Iwema brothers bring sibling rivalry to SIU football

Iwema brothers bring sibling rivalry to SIU football

By Brent Meske, @brentmeskeDE

Having a brother at the same school and on the same team is a luxury most college athletes don’t have, but Saluki football players Connor and Cole Iwema do — even if they don’t always see it that way.

Cole, a redshirt freshman safety, said having his older brother around has made the transition to college life easier.

“It’s like having a dad, twice,” Cole said. “He tries to act like my dad all the time.”


Connor, a junior wide receiver, was quick to laugh off the notion of being a father-figure. He said it is one of the most awkward things Cole has ever said, but he echoed the sentiment of enjoying having his brother at SIU.

“I went through the first two years on my own … now I always have part of my family with me,” Connor said. “Don’t get me wrong, it can get annoying having him always around.”

Both brothers played football, basketball and baseball growing up, but they had never been on the same team until coming to SIU.

Connor, who started playing football in second grade, was on the baseball and wrestling team at Warren Township High School, where both brothers played for the football team, but at different times.

In their respective senior seasons, Connor finished all-conference, all-county and all-area. Cole finished all-conference. Connor’s accolade-filled season led the Blue Devils to the playoffs.

Connor said he has always had the upper hand when competing against his brother, which Cole blames on age.


“I asserted my dominance at a young age, being the big brother,” Connor said. “He toughened up pretty quick.”

The brothers are different away from the field — Cole works on cars in the garage and Connor plays football any chance he gets — but it hasn’t stopped them from making it to the Salukis.

Coach Nick Hill, who served as co-offensive coordinator last season, said he has seen a lot of each player, with Connor on offense and Cole on scout defense playing against first-team offense every practice. He said Cole needs to follow in his brother’s footsteps — becoming stronger, working hard and becoming tough-minded — to earn playing time this season.

Connor said adjusting to the speed of the game is key for Cole.

“He made it here because he was good in high school and a lot of people think that is enough,” he said. “It takes constant work and attention to your game to earn a starting spot and keep it.”

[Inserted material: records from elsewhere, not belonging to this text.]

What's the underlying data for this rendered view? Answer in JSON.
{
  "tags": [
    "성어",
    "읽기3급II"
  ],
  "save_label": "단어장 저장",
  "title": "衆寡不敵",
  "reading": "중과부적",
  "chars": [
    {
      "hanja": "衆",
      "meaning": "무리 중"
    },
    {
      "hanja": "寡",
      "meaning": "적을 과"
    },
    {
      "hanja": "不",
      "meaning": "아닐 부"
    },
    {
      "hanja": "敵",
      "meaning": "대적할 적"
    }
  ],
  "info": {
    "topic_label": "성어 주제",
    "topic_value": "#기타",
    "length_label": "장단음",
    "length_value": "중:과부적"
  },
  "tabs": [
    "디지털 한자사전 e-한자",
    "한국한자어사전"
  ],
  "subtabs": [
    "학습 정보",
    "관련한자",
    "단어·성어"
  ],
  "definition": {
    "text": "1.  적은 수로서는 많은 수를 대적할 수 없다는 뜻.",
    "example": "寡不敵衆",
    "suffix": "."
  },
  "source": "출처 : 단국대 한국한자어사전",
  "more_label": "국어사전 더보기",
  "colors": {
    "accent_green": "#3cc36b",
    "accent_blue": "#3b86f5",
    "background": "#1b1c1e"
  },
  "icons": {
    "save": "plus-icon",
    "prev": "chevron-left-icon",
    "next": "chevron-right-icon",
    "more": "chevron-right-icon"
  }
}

Wide receivers coach Ashton Aikens said Connor, who was a walk-on and redshirted as a freshman, is an example of a true underdog story.

“In the time that I’ve been here, not many kids have made the team from a walk-on tryout,” he said. “He made it the hard way … it’s a character thing, when a guy can overcome the odds.”

Connor played in 11 games as a redshirt freshman, catching eight passes for 117 yards. He caught his lone career touchdown against Indiana State in a 41-26 loss Oct. 25, 2014.

He caught six passes for 33 yards and collected one yard on two rushes before tearing the labrum in his left shoulder during the first quarter of a 37-36 loss at Western Illinois on Oct. 3, 2015, which ended his season.

Aikens said he doesn’t expect the injury to slow Connor down and he expects him to compete to re-earn the starting spot he had before injury. Iwema had surgery four months ago to repair the labrum. He said he is seeking clearance for full participation for Spring practices, but may be limited until fall camp to ensure his health for the season.

Brent Meske can be reached at [email protected]ilyegyptian.com or at 536-3333